**EXERCISE BRIEF**
Every line of the data below should be printed exactly.

**LISTED ENTRIES**
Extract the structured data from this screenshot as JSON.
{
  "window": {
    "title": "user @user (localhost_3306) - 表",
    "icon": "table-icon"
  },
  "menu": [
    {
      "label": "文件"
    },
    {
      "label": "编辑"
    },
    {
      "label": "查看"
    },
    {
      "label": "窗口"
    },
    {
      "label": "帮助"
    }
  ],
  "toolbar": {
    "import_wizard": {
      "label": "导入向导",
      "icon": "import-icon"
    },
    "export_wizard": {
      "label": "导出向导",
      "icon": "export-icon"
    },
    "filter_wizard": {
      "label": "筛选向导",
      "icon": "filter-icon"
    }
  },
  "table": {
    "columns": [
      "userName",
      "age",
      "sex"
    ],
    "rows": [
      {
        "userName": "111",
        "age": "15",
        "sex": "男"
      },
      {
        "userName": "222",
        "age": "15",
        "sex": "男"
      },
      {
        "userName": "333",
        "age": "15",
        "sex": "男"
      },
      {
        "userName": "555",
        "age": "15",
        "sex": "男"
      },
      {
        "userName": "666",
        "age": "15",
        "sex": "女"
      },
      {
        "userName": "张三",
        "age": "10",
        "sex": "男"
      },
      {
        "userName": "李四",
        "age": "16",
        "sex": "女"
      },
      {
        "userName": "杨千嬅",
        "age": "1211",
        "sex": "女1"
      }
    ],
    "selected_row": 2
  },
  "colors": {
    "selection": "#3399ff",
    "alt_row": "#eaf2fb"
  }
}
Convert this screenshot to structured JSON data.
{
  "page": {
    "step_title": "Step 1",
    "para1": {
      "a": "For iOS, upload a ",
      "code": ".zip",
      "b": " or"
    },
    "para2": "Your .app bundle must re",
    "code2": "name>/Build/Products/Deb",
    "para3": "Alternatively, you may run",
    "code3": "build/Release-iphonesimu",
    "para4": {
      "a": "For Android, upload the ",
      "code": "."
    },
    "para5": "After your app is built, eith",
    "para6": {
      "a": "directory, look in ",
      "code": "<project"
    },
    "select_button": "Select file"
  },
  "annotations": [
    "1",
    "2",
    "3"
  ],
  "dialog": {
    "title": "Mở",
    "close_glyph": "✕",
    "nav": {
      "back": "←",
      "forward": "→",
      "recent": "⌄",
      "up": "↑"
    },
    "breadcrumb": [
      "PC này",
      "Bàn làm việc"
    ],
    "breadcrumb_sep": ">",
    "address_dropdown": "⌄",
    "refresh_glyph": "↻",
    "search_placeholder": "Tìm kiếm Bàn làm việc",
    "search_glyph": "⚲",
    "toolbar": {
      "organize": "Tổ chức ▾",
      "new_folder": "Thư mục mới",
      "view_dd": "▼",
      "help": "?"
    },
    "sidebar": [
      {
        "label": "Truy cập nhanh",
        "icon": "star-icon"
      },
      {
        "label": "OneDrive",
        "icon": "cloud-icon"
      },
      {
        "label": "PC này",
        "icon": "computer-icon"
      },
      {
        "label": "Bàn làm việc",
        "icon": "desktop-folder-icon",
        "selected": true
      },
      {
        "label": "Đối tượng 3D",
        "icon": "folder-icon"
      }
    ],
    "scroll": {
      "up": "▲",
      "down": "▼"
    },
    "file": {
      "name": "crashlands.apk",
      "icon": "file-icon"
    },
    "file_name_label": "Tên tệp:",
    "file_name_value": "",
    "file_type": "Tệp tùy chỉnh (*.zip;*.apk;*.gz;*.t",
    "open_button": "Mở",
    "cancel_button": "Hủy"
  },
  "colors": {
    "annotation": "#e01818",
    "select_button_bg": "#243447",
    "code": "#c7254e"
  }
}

**EXERCISE RESPONSE**
Extract the structured data from this screenshot as JSON.
{
  "window": {
    "title": "user @user (localhost_3306) - 表",
    "icon": "table-icon"
  },
  "menu": [
    {
      "label": "文件"
    },
    {
      "label": "编辑"
    },
    {
      "label": "查看"
    },
    {
      "label": "窗口"
    },
    {
      "label": "帮助"
    }
  ],
  "toolbar": {
    "import_wizard": {
      "label": "导入向导",
      "icon": "import-icon"
    },
    "export_wizard": {
      "label": "导出向导",
      "icon": "export-icon"
    },
    "filter_wizard": {
      "label": "筛选向导",
      "icon": "filter-icon"
    }
  },
  "table": {
    "columns": [
      "userName",
      "age",
      "sex"
    ],
    "rows": [
      {
        "userName": "111",
        "age": "15",
        "sex": "男"
      },
      {
        "userName": "222",
        "age": "15",
        "sex": "男"
      },
      {
        "userName": "333",
        "age": "15",
        "sex": "男"
      },
      {
        "userName": "555",
        "age": "15",
        "sex": "男"
      },
      {
        "userName": "666",
        "age": "15",
        "sex": "女"
      },
      {
        "userName": "张三",
        "age": "10",
        "sex": "男"
      },
      {
        "userName": "李四",
        "age": "16",
        "sex": "女"
      },
      {
        "userName": "杨千嬅",
        "age": "1211",
        "sex": "女1"
      }
    ],
    "selected_row": 2
  },
  "colors": {
    "selection": "#3399ff",
    "alt_row": "#eaf2fb"
  }
}
Convert this screenshot to structured JSON data.
{
  "page": {
    "step_title": "Step 1",
    "para1": {
      "a": "For iOS, upload a ",
      "code": ".zip",
      "b": " or"
    },
    "para2": "Your .app bundle must re",
    "code2": "name>/Build/Products/Deb",
    "para3": "Alternatively, you may run",
    "code3": "build/Release-iphonesimu",
    "para4": {
      "a": "For Android, upload the ",
      "code": "."
    },
    "para5": "After your app is built, eith",
    "para6": {
      "a": "directory, look in ",
      "code": "<project"
    },
    "select_button": "Select file"
  },
  "annotations": [
    "1",
    "2",
    "3"
  ],
  "dialog": {
    "title": "Mở",
    "close_glyph": "✕",
    "nav": {
      "back": "←",
      "forward": "→",
      "recent": "⌄",
      "up": "↑"
    },
    "breadcrumb": [
      "PC này",
      "Bàn làm việc"
    ],
    "breadcrumb_sep": ">",
    "address_dropdown": "⌄",
    "refresh_glyph": "↻",
    "search_placeholder": "Tìm kiếm Bàn làm việc",
    "search_glyph": "⚲",
    "toolbar": {
      "organize": "Tổ chức ▾",
      "new_folder": "Thư mục mới",
      "view_dd": "▼",
      "help": "?"
    },
    "sidebar": [
      {
        "label": "Truy cập nhanh",
        "icon": "star-icon"
      },
      {
        "label": "OneDrive",
        "icon": "cloud-icon"
      },
      {
        "label": "PC này",
        "icon": "computer-icon"
      },
      {
        "label": "Bàn làm việc",
        "icon": "desktop-folder-icon",
        "selected": true
      },
      {
        "label": "Đối tượng 3D",
        "icon": "folder-icon"
      }
    ],
    "scroll": {
      "up": "▲",
      "down": "▼"
    },
    "file": {
      "name": "crashlands.apk",
      "icon": "file-icon"
    },
    "file_name_label": "Tên tệp:",
    "file_name_value": "",
    "file_type": "Tệp tùy chỉnh (*.zip;*.apk;*.gz;*.t",
    "open_button": "Mở",
    "cancel_button": "Hủy"
  },
  "colors": {
    "annotation": "#e01818",
    "select_button_bg": "#243447",
    "code": "#c7254e"
  }
}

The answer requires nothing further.